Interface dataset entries
::::::
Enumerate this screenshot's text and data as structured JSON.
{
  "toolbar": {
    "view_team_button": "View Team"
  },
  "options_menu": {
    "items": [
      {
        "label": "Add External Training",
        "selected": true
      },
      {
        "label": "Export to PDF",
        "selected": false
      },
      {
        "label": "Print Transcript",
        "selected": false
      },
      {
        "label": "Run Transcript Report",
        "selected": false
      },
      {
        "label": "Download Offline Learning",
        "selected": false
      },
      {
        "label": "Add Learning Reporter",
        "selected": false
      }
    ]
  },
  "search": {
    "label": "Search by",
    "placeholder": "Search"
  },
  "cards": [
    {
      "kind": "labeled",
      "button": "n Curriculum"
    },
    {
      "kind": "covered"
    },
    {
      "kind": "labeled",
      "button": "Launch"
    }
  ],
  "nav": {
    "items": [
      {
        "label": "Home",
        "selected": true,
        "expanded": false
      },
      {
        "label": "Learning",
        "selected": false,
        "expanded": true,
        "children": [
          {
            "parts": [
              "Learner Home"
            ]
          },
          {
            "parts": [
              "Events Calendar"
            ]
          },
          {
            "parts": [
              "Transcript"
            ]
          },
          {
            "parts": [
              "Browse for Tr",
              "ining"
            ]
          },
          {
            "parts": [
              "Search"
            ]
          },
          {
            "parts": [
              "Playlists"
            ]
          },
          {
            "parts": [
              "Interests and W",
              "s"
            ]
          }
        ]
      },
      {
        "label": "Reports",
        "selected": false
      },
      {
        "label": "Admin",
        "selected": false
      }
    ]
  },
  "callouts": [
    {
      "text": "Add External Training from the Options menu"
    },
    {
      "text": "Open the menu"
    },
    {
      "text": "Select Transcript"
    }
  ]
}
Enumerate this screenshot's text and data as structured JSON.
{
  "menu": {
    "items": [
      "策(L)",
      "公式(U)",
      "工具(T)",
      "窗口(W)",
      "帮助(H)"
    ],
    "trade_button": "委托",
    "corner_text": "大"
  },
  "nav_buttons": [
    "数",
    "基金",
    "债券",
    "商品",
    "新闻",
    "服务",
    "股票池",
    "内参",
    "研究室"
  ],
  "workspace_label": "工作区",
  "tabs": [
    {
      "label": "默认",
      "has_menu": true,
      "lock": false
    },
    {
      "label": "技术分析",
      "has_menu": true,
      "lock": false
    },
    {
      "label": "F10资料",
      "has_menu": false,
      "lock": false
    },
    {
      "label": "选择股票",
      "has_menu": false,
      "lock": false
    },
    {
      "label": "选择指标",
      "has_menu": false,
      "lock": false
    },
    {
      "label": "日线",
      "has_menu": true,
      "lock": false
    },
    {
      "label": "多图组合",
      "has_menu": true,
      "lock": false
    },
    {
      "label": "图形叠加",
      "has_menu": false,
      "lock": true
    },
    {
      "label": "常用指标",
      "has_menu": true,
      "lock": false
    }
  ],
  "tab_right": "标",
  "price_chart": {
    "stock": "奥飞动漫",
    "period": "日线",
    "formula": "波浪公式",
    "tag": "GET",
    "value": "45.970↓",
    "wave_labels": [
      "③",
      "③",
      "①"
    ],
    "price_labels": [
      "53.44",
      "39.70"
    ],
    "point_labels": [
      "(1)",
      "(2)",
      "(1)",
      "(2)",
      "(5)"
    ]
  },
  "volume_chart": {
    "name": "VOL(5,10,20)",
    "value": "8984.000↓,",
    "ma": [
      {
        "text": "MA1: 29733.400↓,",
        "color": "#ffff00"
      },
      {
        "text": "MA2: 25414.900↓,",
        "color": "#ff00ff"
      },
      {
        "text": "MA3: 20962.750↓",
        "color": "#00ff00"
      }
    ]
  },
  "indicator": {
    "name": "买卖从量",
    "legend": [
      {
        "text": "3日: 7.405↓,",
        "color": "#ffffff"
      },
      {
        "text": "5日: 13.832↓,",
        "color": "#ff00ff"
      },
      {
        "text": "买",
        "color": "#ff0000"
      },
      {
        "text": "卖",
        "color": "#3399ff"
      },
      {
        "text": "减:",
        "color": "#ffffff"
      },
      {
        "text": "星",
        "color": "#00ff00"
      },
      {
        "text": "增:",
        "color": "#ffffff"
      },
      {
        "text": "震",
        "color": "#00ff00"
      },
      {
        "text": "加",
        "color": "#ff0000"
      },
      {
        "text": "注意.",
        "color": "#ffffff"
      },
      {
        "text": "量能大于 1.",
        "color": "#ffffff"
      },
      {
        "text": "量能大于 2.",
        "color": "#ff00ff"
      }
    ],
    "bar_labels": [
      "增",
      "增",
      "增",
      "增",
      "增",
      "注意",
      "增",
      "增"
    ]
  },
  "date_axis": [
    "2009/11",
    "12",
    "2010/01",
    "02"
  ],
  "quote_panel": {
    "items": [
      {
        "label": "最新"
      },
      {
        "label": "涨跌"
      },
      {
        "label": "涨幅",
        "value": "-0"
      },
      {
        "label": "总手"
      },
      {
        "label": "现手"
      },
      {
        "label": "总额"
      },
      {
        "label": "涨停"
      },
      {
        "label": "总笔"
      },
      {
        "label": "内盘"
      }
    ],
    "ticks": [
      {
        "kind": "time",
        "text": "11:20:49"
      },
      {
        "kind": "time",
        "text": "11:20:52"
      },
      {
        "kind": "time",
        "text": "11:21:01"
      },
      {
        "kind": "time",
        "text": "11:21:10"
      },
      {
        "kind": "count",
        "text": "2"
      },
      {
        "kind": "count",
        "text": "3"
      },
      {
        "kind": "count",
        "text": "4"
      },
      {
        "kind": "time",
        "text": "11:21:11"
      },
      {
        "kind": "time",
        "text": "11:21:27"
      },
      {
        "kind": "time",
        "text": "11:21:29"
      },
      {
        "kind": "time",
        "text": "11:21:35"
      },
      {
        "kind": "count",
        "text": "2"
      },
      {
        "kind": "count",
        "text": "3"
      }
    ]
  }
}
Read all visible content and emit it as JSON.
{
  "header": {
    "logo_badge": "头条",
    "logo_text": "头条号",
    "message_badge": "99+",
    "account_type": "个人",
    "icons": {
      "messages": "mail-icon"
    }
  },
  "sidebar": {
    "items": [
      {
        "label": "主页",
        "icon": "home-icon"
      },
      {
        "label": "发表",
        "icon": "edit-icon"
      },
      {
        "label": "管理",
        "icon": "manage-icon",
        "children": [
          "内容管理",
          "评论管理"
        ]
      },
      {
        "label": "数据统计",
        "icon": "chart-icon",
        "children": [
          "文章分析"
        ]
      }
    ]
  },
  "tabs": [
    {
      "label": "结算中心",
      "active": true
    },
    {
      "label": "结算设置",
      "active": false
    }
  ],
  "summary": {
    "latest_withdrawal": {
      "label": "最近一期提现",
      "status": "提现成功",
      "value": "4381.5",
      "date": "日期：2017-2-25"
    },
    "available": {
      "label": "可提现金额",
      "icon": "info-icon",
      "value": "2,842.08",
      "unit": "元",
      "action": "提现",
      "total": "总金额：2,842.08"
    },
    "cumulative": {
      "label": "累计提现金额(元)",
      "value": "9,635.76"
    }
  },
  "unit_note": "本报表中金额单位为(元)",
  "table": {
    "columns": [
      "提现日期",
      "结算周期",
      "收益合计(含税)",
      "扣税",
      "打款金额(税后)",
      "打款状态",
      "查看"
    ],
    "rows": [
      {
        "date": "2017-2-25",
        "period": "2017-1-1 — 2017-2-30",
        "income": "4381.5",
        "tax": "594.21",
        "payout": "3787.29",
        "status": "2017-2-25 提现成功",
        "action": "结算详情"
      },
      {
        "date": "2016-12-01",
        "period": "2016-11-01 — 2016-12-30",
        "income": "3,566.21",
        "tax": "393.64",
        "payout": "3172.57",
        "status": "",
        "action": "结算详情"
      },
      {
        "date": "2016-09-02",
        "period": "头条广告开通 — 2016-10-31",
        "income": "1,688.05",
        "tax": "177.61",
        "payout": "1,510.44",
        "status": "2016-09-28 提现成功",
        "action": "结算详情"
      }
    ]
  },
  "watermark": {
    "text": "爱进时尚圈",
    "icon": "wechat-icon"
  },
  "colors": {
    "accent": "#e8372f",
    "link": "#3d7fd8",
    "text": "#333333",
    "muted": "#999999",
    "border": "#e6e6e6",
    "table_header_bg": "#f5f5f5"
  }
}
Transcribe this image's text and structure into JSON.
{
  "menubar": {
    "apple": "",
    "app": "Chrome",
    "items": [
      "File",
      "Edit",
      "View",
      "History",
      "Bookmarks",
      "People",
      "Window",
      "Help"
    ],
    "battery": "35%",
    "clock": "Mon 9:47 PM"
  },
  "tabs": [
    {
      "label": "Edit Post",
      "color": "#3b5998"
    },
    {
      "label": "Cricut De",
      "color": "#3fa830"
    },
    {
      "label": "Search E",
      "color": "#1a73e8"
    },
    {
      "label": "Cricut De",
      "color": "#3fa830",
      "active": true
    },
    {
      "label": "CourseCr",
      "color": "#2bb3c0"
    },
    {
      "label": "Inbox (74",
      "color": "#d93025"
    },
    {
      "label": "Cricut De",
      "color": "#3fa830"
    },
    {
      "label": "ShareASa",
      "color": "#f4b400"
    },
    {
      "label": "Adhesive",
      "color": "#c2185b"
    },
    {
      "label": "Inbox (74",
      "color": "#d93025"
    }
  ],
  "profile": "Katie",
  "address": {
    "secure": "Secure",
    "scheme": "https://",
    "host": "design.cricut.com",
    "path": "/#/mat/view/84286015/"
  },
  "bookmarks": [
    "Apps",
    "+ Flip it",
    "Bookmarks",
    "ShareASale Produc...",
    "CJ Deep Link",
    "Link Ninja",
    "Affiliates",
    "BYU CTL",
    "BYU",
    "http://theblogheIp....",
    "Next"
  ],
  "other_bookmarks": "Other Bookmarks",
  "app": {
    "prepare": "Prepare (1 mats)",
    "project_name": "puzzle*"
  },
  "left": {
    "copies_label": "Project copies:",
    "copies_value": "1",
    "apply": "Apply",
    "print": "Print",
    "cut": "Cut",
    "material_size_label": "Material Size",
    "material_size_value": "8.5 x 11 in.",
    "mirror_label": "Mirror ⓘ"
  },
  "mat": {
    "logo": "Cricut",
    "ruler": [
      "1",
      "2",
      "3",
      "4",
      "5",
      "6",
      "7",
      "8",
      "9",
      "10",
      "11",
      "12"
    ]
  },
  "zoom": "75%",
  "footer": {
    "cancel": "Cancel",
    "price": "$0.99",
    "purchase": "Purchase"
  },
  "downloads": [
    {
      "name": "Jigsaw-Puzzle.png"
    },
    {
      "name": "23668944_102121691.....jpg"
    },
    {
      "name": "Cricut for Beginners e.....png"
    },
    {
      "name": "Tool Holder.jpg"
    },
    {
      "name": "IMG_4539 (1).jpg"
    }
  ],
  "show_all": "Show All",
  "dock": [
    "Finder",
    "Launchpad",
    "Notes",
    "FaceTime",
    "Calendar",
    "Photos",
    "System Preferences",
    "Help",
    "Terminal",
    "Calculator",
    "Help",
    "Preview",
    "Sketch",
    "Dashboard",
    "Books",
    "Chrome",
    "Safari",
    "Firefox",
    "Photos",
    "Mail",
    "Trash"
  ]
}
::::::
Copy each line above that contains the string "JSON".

Enumerate this screenshot's text and data as structured JSON.
Enumerate this screenshot's text and data as structured JSON.
Read all visible content and emit it as JSON.
Transcribe this image's text and structure into JSON.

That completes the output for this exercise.